Achieving India's broadband penetration goals requires a light-handed regulatory approach and not a pervasive, heavy-handed one, according to the chairman of US telecom regulator FCC, Julius Genachowski.
Speaking at a FICCI-organised conference on 'The road to broadband - investment and innovation' in New Delhi on Friday, Telecom Regulatory Authority of India chairman J S Sarma and Genachowski both agreed that a wider consultation between the two regulators on positive lessons in both countries would substantially assist policy development.
TRAI is preparing to release a consultation paper on India's broadband sector while the US, which is also yet to achieve 100 per cent broadband adoption, has only recently implemented its national broadband policy.
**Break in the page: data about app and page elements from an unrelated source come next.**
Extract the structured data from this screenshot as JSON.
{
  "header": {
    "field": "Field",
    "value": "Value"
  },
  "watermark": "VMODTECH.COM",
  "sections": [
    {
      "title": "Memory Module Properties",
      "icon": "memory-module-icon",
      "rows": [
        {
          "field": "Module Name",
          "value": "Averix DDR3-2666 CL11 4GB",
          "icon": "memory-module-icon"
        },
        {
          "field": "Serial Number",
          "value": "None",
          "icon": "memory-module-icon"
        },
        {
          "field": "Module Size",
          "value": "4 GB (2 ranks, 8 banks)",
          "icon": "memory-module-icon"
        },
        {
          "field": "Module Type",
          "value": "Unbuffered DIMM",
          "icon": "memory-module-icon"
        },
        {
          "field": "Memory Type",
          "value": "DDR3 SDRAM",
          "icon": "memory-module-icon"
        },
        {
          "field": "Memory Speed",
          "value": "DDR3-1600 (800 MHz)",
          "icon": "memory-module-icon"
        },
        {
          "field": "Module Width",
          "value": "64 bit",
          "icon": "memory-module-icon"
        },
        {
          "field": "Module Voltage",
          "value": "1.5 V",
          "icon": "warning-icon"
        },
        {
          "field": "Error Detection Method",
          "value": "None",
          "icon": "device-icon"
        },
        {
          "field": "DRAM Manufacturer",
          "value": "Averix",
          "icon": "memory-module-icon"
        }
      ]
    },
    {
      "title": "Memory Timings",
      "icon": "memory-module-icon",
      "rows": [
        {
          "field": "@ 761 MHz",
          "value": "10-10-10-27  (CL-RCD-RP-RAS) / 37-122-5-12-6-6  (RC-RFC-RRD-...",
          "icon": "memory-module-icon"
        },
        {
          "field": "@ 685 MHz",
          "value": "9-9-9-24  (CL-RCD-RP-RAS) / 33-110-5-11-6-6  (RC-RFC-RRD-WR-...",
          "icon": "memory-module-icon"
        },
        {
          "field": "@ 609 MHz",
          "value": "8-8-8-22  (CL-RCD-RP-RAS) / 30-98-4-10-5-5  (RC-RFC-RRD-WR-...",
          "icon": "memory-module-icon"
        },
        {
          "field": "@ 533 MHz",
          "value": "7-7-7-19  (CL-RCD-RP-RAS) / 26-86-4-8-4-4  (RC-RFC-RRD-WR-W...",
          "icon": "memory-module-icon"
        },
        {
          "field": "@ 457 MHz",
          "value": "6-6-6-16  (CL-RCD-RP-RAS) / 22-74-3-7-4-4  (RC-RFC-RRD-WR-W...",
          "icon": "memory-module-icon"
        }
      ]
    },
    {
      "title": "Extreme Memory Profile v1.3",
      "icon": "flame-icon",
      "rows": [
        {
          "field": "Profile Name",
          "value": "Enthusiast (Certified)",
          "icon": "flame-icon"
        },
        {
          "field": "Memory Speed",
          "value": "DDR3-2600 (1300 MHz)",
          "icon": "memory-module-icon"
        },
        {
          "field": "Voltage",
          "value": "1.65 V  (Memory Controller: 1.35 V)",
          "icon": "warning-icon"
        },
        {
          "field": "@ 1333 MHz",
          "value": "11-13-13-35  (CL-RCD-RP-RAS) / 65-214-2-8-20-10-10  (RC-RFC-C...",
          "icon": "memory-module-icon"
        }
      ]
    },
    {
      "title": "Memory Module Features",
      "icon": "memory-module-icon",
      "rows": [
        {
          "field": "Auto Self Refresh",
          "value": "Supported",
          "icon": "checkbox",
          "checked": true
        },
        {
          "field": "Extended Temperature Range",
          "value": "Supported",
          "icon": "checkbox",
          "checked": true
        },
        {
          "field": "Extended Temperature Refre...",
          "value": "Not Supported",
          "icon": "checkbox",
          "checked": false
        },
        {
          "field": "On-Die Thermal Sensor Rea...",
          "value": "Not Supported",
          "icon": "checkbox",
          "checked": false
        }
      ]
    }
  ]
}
There was consensus among senior industry leaders that voice telephony in India had blossomed because of minimal regulatory interference, which allowed for better network management, pricing, outsourcing to lower cost sources, and flexibility in building infrastructure. They agreed that a similar gentle regulatory approach must be followed in broadband as well.
Genachowski is likely to engage in talks with department of telecommunications secretary P J Thomas, information technology secretary Chandrasekhar and Sarma on several other key bilateral and policy issues as well.
India's telecom story is a mixed bag of excellent performance in voice telephony and an extremely slow start for broadband penetration. According to the latest data, India has roughly 70 million internet users but less than 10 million broadband users. Broadband penetration is vital for India's information infrastructure and delivery of health, banking, and education over wireless and internet.